Judith Hackitt’s ‘Risk Assessment’ – Cautionary tale

I’m sure it is with great relief we’ve watched and listened to the news recently telling us that Britain’s economy seems well on the road to recovery. It’s especially heartening for those out of work and seeking employment. However, we need to ensure this good news story does not get tainted by events which are within our control.

When we entered the most recent recession in late 2008 many people expressed concern that workplace injury and fatality rates would go up, largely as a result of companies cutting corners to save costs as times became harder. But those fears did not materialise. Injury and fatality rates have actually continued to improve in spite of recession.

The statistics clearly show the same thing has happened in previous economic recessions. But those same statistics tell a cautionary tale which we need to heed as we emerge from the economic gloom. Previous recoveries following a downturn have seen an increase in injury and fatality rates.

Could there be an explanation for why this happens? Well, there is and here it is. Take a look at this graph here:

It clearly shows that young and inexperienced recruits who are new to a workplace are THREE TIMES more likely to be killed or injured than their experienced workmates who have been there for a year or more.

So, during a recession when there is very little recruitment safety performance improves, but the recruitment that accompanies recovery has, in the past led to increased injuries as people return to the workplace and the new recruits are the workers most at risk.

We have to ask ourselves, is it inevitable that this pattern will repeat itself? I don’t believe it is, because if we recognise the potential problem we can do some simple things to stop it happening again.

New recruits must be properly trained – no matter how urgent the job in hand productivity and morale will suffer if your newest recruit is seriously hurt in his or her first few weeks in the job. Asking other more experienced people to look out for the new ones is easy to do and can make a big difference. A number of industry sectors use a simple system of getting new recruits to wear a different colour safety helmet or overall for the first few weeks/months so their work colleagues know they may need extra help/advice to stay safe.

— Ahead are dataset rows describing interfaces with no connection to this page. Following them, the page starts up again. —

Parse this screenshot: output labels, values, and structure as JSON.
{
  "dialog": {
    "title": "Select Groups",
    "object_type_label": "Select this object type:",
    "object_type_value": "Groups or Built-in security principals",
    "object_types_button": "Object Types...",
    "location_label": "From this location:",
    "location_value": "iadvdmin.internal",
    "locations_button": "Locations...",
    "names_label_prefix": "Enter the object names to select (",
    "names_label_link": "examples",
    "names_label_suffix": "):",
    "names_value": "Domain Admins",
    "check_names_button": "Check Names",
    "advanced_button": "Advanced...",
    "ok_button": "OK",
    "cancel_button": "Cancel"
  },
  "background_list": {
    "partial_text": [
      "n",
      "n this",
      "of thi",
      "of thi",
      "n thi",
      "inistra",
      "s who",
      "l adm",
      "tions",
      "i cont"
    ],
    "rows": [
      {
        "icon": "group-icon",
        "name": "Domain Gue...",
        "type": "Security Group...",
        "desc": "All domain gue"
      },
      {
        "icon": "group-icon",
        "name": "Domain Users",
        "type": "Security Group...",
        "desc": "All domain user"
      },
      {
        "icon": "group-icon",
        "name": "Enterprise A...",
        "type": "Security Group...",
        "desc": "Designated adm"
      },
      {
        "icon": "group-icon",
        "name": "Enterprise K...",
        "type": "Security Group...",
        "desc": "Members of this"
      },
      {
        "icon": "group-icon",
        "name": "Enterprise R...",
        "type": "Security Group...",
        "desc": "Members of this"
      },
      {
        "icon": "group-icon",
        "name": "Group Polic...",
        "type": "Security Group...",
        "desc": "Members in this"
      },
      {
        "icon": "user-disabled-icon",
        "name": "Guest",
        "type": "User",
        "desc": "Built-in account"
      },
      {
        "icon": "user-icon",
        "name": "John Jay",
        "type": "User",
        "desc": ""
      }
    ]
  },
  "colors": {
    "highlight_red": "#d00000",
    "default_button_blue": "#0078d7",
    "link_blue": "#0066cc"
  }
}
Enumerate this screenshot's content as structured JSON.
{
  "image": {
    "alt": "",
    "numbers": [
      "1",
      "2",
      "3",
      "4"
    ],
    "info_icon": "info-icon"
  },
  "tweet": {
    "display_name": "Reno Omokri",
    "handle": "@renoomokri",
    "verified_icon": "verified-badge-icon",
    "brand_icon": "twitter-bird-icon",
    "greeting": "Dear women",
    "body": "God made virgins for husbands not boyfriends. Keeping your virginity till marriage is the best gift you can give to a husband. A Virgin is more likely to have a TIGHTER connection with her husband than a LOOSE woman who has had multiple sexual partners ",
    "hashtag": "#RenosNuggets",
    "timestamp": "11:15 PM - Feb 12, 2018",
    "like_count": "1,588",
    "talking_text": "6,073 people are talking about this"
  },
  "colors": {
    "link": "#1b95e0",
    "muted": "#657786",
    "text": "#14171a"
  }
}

I would like us all to commit to making this economic recovery different, by making it one where safety performance continues to improve. Recognising the problem is half the battle – now let’s fix it.

Article source: http://www.hse.gov.uk/news/judith-risk-assessment/cautionary-tale-050214.htm